PSA is a protein linked with a high risk of developing prostate cancer. Often sold under the brand ‘Propecia,” “Finasteride” has been used by Trump, reported his long-time physician Harold N. Bornstein in an interview to The New York Times recently.
“Finasteride”, originally developed to treat urinary problems in men, works by making the prostate glands smaller. It also reduces the levels of the hormone dihydrotestosterone in participants, known to damage hair follicles.
“It’s been known for some time that 5-alpha-inhibitors like ‘finasteride’ or ‘dutasteride’ can affect a man’s PSA levels and, as a result, could affect the reliability of the PSA test,” said Karen Stalbow, Head of Policy, Knowledge and Impact at Prostate Cancer UK.
In 1997, the FDA approved “Finasteride” as the first ever drug to treat male pattern baldness.
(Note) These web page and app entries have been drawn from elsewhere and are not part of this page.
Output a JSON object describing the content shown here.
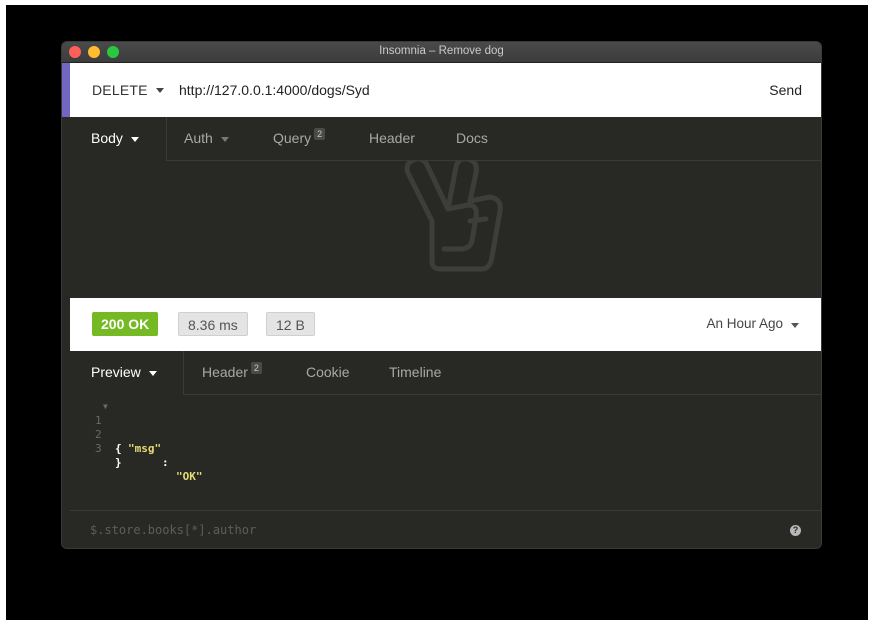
{
  "window": {
    "title": "Insomnia – Remove dog"
  },
  "request": {
    "method": "DELETE",
    "url": "http://127.0.0.1:4000/dogs/Syd",
    "send_label": "Send",
    "tabs": [
      {
        "label": "Body",
        "active": true
      },
      {
        "label": "Auth",
        "active": false
      },
      {
        "label": "Query",
        "badge": "2",
        "active": false
      },
      {
        "label": "Header",
        "active": false
      },
      {
        "label": "Docs",
        "active": false
      }
    ],
    "empty_state_icon": "peace-hand-icon"
  },
  "response": {
    "status": "200 OK",
    "time": "8.36 ms",
    "size": "12 B",
    "time_ago": "An Hour Ago",
    "tabs": [
      {
        "label": "Preview",
        "active": true
      },
      {
        "label": "Header",
        "badge": "2",
        "active": false
      },
      {
        "label": "Cookie",
        "active": false
      },
      {
        "label": "Timeline",
        "active": false
      }
    ],
    "body_lines": [
      {
        "num": "1",
        "text": "{"
      },
      {
        "num": "2",
        "key": "\"msg\"",
        "sep": ": ",
        "value": "\"OK\""
      },
      {
        "num": "3",
        "text": "}"
      }
    ],
    "filter_placeholder": "$.store.books[*].author",
    "help_icon": "question-circle-icon",
    "help_glyph": "?"
  },
  "colors": {
    "accent": "#7166c2",
    "status_ok": "#75ba24",
    "dark_bg": "#282925",
    "json_string": "#e6db74"
  }
}
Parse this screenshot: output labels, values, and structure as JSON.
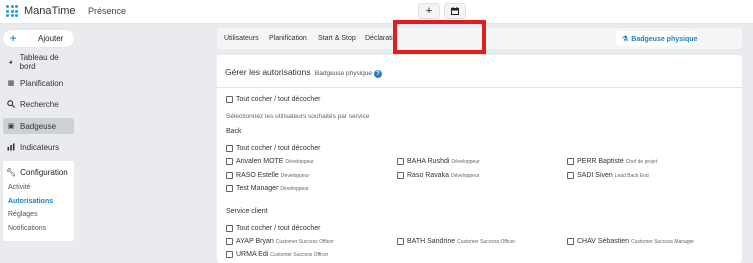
{
  "topbar": {
    "app_name": "ManaTime",
    "page_title": "Présence",
    "add_icon": "plus-icon",
    "calendar_icon": "calendar-icon"
  },
  "sidebar": {
    "add_label": "Ajouter",
    "items": [
      {
        "label": "Tableau de bord",
        "icon": "dashboard-icon"
      },
      {
        "label": "Planification",
        "icon": "calendar-icon"
      },
      {
        "label": "Recherche",
        "icon": "search-icon"
      },
      {
        "label": "Badgeuse",
        "icon": "badge-icon",
        "active": true
      },
      {
        "label": "Indicateurs",
        "icon": "chart-icon"
      }
    ],
    "config": {
      "label": "Configuration",
      "icon": "wrench-icon",
      "subitems": [
        {
          "label": "Activité"
        },
        {
          "label": "Autorisations",
          "selected": true
        },
        {
          "label": "Réglages"
        },
        {
          "label": "Notifications"
        }
      ]
    }
  },
  "tabs": [
    {
      "label": "Utilisateurs"
    },
    {
      "label": "Planification"
    },
    {
      "label": "Start & Stop"
    },
    {
      "label": "Déclarati"
    },
    {
      "label": "Badgeuse physique",
      "active": true
    }
  ],
  "panel": {
    "title": "Gérer les autorisations",
    "subtitle": "Badgeuse physique",
    "help": "?",
    "check_all": "Tout cocher / tout décocher",
    "hint": "Sélectionnez les utilisateurs souhaités par service",
    "sections": [
      {
        "name": "Back",
        "check_all": "Tout cocher / tout décocher",
        "users": [
          {
            "name": "Arivalen MOTE",
            "role": "Développeur"
          },
          {
            "name": "BAHA Rushdi",
            "role": "Développeur"
          },
          {
            "name": "PERR Baptiste",
            "role": "Chef de projet"
          },
          {
            "name": "RASO Estelle",
            "role": "Développeur"
          },
          {
            "name": "Raso Ravaka",
            "role": "Développeur"
          },
          {
            "name": "SADI Siven",
            "role": "Lead Back End"
          },
          {
            "name": "Test Manager",
            "role": "Développeur"
          }
        ]
      },
      {
        "name": "Service client",
        "check_all": "Tout cocher / tout décocher",
        "users": [
          {
            "name": "AYAP Bryan",
            "role": "Customer Success Officer"
          },
          {
            "name": "BATH Sandrine",
            "role": "Customer Success Officer"
          },
          {
            "name": "CHAV Sébastien",
            "role": "Customer Success Manager"
          },
          {
            "name": "URMA Edi",
            "role": "Customer Success Officer"
          }
        ]
      }
    ]
  },
  "colors": {
    "accent": "#1f80c9",
    "highlight": "#e01e1e"
  }
}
For the study, the researcher tested the drug’s effects on 1,379 alopecia (a type of baldness) patients.
“Finasteride” has also been known to have side effects such as low mood, reduced ability to get an erection and even loss of sexual desire.
Previous studies have shown how some men experienced a boost in muscle mass and performance, as well as increased libido.